*Goal of the exercise*. Write out the full listing exactly as it appears below.

----

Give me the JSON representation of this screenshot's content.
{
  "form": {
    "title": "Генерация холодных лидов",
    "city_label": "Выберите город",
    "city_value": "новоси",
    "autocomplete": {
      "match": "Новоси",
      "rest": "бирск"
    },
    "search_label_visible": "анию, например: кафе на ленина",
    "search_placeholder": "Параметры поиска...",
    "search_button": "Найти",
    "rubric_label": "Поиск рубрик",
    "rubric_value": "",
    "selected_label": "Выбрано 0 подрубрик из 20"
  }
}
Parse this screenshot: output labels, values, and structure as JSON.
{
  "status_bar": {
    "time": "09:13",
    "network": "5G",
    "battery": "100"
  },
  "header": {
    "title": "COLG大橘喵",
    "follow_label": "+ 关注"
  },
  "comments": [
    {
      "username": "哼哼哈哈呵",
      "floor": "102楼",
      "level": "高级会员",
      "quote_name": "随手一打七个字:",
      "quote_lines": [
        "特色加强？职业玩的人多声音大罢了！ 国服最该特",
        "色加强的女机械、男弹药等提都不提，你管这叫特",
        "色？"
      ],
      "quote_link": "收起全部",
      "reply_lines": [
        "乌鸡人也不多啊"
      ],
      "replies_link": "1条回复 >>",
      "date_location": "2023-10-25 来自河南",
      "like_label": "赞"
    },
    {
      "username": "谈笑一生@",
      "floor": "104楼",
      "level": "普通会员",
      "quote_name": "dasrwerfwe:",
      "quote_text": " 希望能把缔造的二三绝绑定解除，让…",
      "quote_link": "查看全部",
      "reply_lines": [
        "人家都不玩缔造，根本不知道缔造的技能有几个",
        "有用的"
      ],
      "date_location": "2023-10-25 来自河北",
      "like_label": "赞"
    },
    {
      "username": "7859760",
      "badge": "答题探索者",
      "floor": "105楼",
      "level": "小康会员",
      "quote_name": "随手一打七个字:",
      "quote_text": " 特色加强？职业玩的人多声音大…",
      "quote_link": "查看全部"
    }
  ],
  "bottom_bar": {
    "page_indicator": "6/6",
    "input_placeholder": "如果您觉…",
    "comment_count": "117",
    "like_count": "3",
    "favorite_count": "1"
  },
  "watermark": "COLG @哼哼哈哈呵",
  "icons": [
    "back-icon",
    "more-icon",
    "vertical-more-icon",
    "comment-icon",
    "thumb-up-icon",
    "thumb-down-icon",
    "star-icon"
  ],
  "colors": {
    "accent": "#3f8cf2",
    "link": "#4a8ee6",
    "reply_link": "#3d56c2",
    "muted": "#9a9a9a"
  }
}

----

*Final answer*.
Give me the JSON representation of this screenshot's content.
{
  "form": {
    "title": "Генерация холодных лидов",
    "city_label": "Выберите город",
    "city_value": "новоси",
    "autocomplete": {
      "match": "Новоси",
      "rest": "бирск"
    },
    "search_label_visible": "анию, например: кафе на ленина",
    "search_placeholder": "Параметры поиска...",
    "search_button": "Найти",
    "rubric_label": "Поиск рубрик",
    "rubric_value": "",
    "selected_label": "Выбрано 0 подрубрик из 20"
  }
}
Parse this screenshot: output labels, values, and structure as JSON.
{
  "status_bar": {
    "time": "09:13",
    "network": "5G",
    "battery": "100"
  },
  "header": {
    "title": "COLG大橘喵",
    "follow_label": "+ 关注"
  },
  "comments": [
    {
      "username": "哼哼哈哈呵",
      "floor": "102楼",
      "level": "高级会员",
      "quote_name": "随手一打七个字:",
      "quote_lines": [
        "特色加强？职业玩的人多声音大罢了！ 国服最该特",
        "色加强的女机械、男弹药等提都不提，你管这叫特",
        "色？"
      ],
      "quote_link": "收起全部",
      "reply_lines": [
        "乌鸡人也不多啊"
      ],
      "replies_link": "1条回复 >>",
      "date_location": "2023-10-25 来自河南",
      "like_label": "赞"
    },
    {
      "username": "谈笑一生@",
      "floor": "104楼",
      "level": "普通会员",
      "quote_name": "dasrwerfwe:",
      "quote_text": " 希望能把缔造的二三绝绑定解除，让…",
      "quote_link": "查看全部",
      "reply_lines": [
        "人家都不玩缔造，根本不知道缔造的技能有几个",
        "有用的"
      ],
      "date_location": "2023-10-25 来自河北",
      "like_label": "赞"
    },
    {
      "username": "7859760",
      "badge": "答题探索者",
      "floor": "105楼",
      "level": "小康会员",
      "quote_name": "随手一打七个字:",
      "quote_text": " 特色加强？职业玩的人多声音大…",
      "quote_link": "查看全部"
    }
  ],
  "bottom_bar": {
    "page_indicator": "6/6",
    "input_placeholder": "如果您觉…",
    "comment_count": "117",
    "like_count": "3",
    "favorite_count": "1"
  },
  "watermark": "COLG @哼哼哈哈呵",
  "icons": [
    "back-icon",
    "more-icon",
    "vertical-more-icon",
    "comment-icon",
    "thumb-up-icon",
    "thumb-down-icon",
    "star-icon"
  ],
  "colors": {
    "accent": "#3f8cf2",
    "link": "#4a8ee6",
    "reply_link": "#3d56c2",
    "muted": "#9a9a9a"
  }
}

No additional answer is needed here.